"a bit of europe in maryland: the colony in belcamp"


company towns of the bata concern

in 1933, vladimír karfík, architect for the baťa shoe company (and the only architect to apprentice with both frank lloyd wright and le corbusier) quietly purchased land between baltimore and philadelphia on the company’s behalf. karfik quickly combined the separate parcels for the baťa outpost in the united states: belcamp, maryland.

one of nearly two-dozen colonies already scattered throughout europe, india and brazil, belcamp would be a czechoslovak town exported to america.designed and built by bat’a employees between 1937 and 1939, company chief executive jan baťa conceived belcamp as the headquarters for all corporate activities in north america. in addition to its distinct garden city plan and characteristic baťa buildings nearly identical to those of zruč nad sázavou and sezimovo ústí, the company also exported its unique blend of managerial, welfare-capitalist and social practices.

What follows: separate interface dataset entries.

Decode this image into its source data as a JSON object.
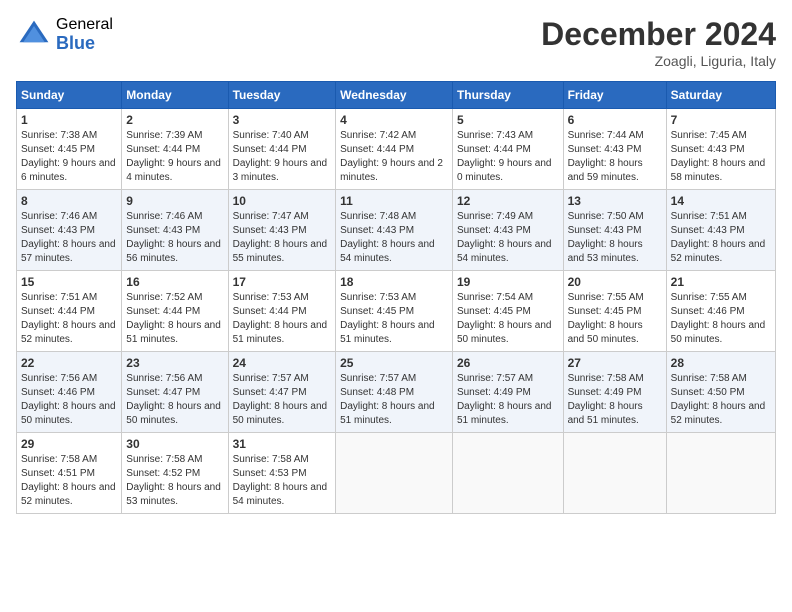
{
  "logo": {
    "general": "General",
    "blue": "Blue"
  },
  "title": "December 2024",
  "location": "Zoagli, Liguria, Italy",
  "days_of_week": [
    "Sunday",
    "Monday",
    "Tuesday",
    "Wednesday",
    "Thursday",
    "Friday",
    "Saturday"
  ],
  "weeks": [
    [
      {
        "day": "1",
        "sunrise": "7:38 AM",
        "sunset": "4:45 PM",
        "daylight": "9 hours and 6 minutes."
      },
      {
        "day": "2",
        "sunrise": "7:39 AM",
        "sunset": "4:44 PM",
        "daylight": "9 hours and 4 minutes."
      },
      {
        "day": "3",
        "sunrise": "7:40 AM",
        "sunset": "4:44 PM",
        "daylight": "9 hours and 3 minutes."
      },
      {
        "day": "4",
        "sunrise": "7:42 AM",
        "sunset": "4:44 PM",
        "daylight": "9 hours and 2 minutes."
      },
      {
        "day": "5",
        "sunrise": "7:43 AM",
        "sunset": "4:44 PM",
        "daylight": "9 hours and 0 minutes."
      },
      {
        "day": "6",
        "sunrise": "7:44 AM",
        "sunset": "4:43 PM",
        "daylight": "8 hours and 59 minutes."
      },
      {
        "day": "7",
        "sunrise": "7:45 AM",
        "sunset": "4:43 PM",
        "daylight": "8 hours and 58 minutes."
      }
    ],
    [
      {
        "day": "8",
        "sunrise": "7:46 AM",
        "sunset": "4:43 PM",
        "daylight": "8 hours and 57 minutes."
      },
      {
        "day": "9",
        "sunrise": "7:46 AM",
        "sunset": "4:43 PM",
        "daylight": "8 hours and 56 minutes."
      },
      {
        "day": "10",
        "sunrise": "7:47 AM",
        "sunset": "4:43 PM",
        "daylight": "8 hours and 55 minutes."
      },
      {
        "day": "11",
        "sunrise": "7:48 AM",
        "sunset": "4:43 PM",
        "daylight": "8 hours and 54 minutes."
      },
      {
        "day": "12",
        "sunrise": "7:49 AM",
        "sunset": "4:43 PM",
        "daylight": "8 hours and 54 minutes."
      },
      {
        "day": "13",
        "sunrise": "7:50 AM",
        "sunset": "4:43 PM",
        "daylight": "8 hours and 53 minutes."
      },
      {
        "day": "14",
        "sunrise": "7:51 AM",
        "sunset": "4:43 PM",
        "daylight": "8 hours and 52 minutes."
      }
    ],
    [
      {
        "day": "15",
        "sunrise": "7:51 AM",
        "sunset": "4:44 PM",
        "daylight": "8 hours and 52 minutes."
      },
      {
        "day": "16",
        "sunrise": "7:52 AM",
        "sunset": "4:44 PM",
        "daylight": "8 hours and 51 minutes."
      },
      {
        "day": "17",
        "sunrise": "7:53 AM",
        "sunset": "4:44 PM",
        "daylight": "8 hours and 51 minutes."
      },
      {
        "day": "18",
        "sunrise": "7:53 AM",
        "sunset": "4:45 PM",
        "daylight": "8 hours and 51 minutes."
      },
      {
        "day": "19",
        "sunrise": "7:54 AM",
        "sunset": "4:45 PM",
        "daylight": "8 hours and 50 minutes."
      },
      {
        "day": "20",
        "sunrise": "7:55 AM",
        "sunset": "4:45 PM",
        "daylight": "8 hours and 50 minutes."
      },
      {
        "day": "21",
        "sunrise": "7:55 AM",
        "sunset": "4:46 PM",
        "daylight": "8 hours and 50 minutes."
      }
    ],
    [
      {
        "day": "22",
        "sunrise": "7:56 AM",
        "sunset": "4:46 PM",
        "daylight": "8 hours and 50 minutes."
      },
      {
        "day": "23",
        "sunrise": "7:56 AM",
        "sunset": "4:47 PM",
        "daylight": "8 hours and 50 minutes."
      },
      {
        "day": "24",
        "sunrise": "7:57 AM",
        "sunset": "4:47 PM",
        "daylight": "8 hours and 50 minutes."
      },
      {
        "day": "25",
        "sunrise": "7:57 AM",
        "sunset": "4:48 PM",
        "daylight": "8 hours and 51 minutes."
      },
      {
        "day": "26",
        "sunrise": "7:57 AM",
        "sunset": "4:49 PM",
        "daylight": "8 hours and 51 minutes."
      },
      {
        "day": "27",
        "sunrise": "7:58 AM",
        "sunset": "4:49 PM",
        "daylight": "8 hours and 51 minutes."
      },
      {
        "day": "28",
        "sunrise": "7:58 AM",
        "sunset": "4:50 PM",
        "daylight": "8 hours and 52 minutes."
      }
    ],
    [
      {
        "day": "29",
        "sunrise": "7:58 AM",
        "sunset": "4:51 PM",
        "daylight": "8 hours and 52 minutes."
      },
      {
        "day": "30",
        "sunrise": "7:58 AM",
        "sunset": "4:52 PM",
        "daylight": "8 hours and 53 minutes."
      },
      {
        "day": "31",
        "sunrise": "7:58 AM",
        "sunset": "4:53 PM",
        "daylight": "8 hours and 54 minutes."
      },
      null,
      null,
      null,
      null
    ]
  ],
  "labels": {
    "sunrise": "Sunrise:",
    "sunset": "Sunset:",
    "daylight": "Daylight:"
  }
}
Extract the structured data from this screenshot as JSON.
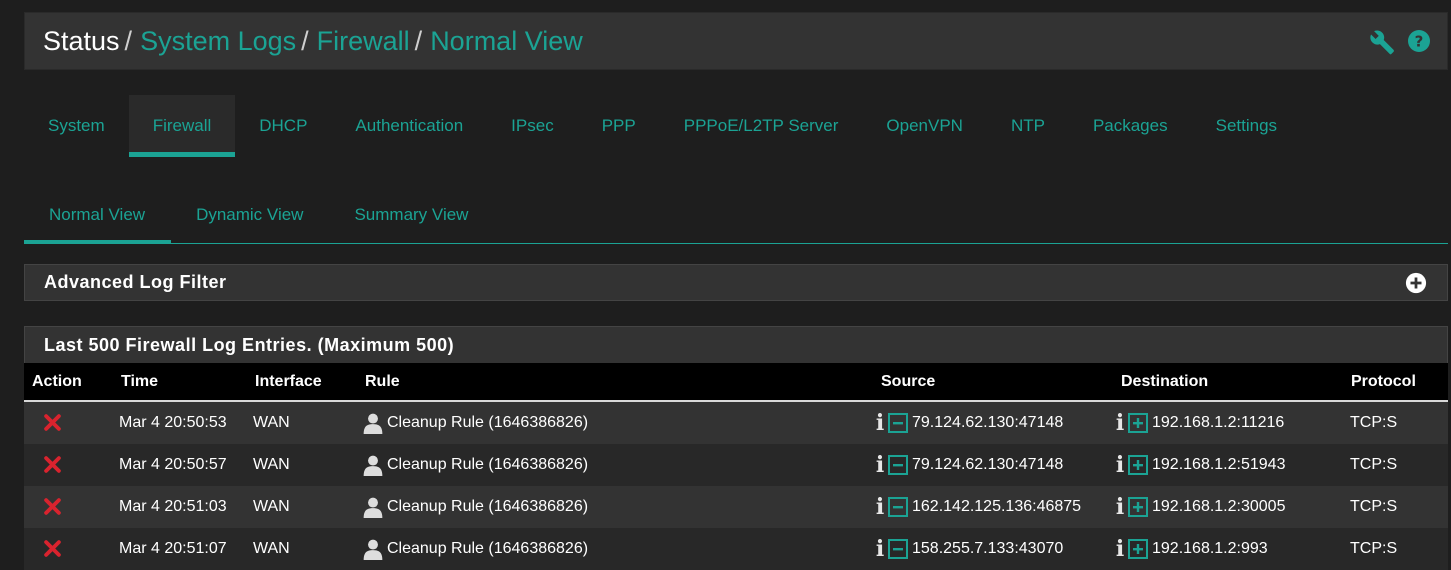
{
  "breadcrumb": {
    "home": "Status",
    "sep": "/",
    "links": [
      "System Logs",
      "Firewall",
      "Normal View"
    ]
  },
  "header_icons": [
    "wrench-icon",
    "help-circle-icon"
  ],
  "colors": {
    "accent": "#1ba394",
    "block": "#d9232e",
    "panel": "#333333",
    "background": "#1e1e1e"
  },
  "tabs": [
    {
      "label": "System",
      "active": false
    },
    {
      "label": "Firewall",
      "active": true
    },
    {
      "label": "DHCP",
      "active": false
    },
    {
      "label": "Authentication",
      "active": false
    },
    {
      "label": "IPsec",
      "active": false
    },
    {
      "label": "PPP",
      "active": false
    },
    {
      "label": "PPPoE/L2TP Server",
      "active": false
    },
    {
      "label": "OpenVPN",
      "active": false
    },
    {
      "label": "NTP",
      "active": false
    },
    {
      "label": "Packages",
      "active": false
    },
    {
      "label": "Settings",
      "active": false
    }
  ],
  "subtabs": [
    {
      "label": "Normal View",
      "active": true
    },
    {
      "label": "Dynamic View",
      "active": false
    },
    {
      "label": "Summary View",
      "active": false
    }
  ],
  "filter_panel": {
    "title": "Advanced Log Filter"
  },
  "log_panel": {
    "title": "Last 500 Firewall Log Entries. (Maximum 500)",
    "columns": [
      "Action",
      "Time",
      "Interface",
      "Rule",
      "Source",
      "Destination",
      "Protocol"
    ],
    "rows": [
      {
        "action": "block",
        "time": "Mar 4 20:50:53",
        "interface": "WAN",
        "rule": "Cleanup Rule (1646386826)",
        "source": "79.124.62.130:47148",
        "destination": "192.168.1.2:11216",
        "protocol": "TCP:S"
      },
      {
        "action": "block",
        "time": "Mar 4 20:50:57",
        "interface": "WAN",
        "rule": "Cleanup Rule (1646386826)",
        "source": "79.124.62.130:47148",
        "destination": "192.168.1.2:51943",
        "protocol": "TCP:S"
      },
      {
        "action": "block",
        "time": "Mar 4 20:51:03",
        "interface": "WAN",
        "rule": "Cleanup Rule (1646386826)",
        "source": "162.142.125.136:46875",
        "destination": "192.168.1.2:30005",
        "protocol": "TCP:S"
      },
      {
        "action": "block",
        "time": "Mar 4 20:51:07",
        "interface": "WAN",
        "rule": "Cleanup Rule (1646386826)",
        "source": "158.255.7.133:43070",
        "destination": "192.168.1.2:993",
        "protocol": "TCP:S"
      }
    ]
  }
}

while the company’s designed environment and “baťa system” may have engendered an esprit de corps amongst czechoslovaks, it could not do so in pre-world war ii united states. belcamp would never achieve what its designers had envisioned but rather would presage the changing dynamics of corporate sponsored environment and welfare capitalism in the post-war era.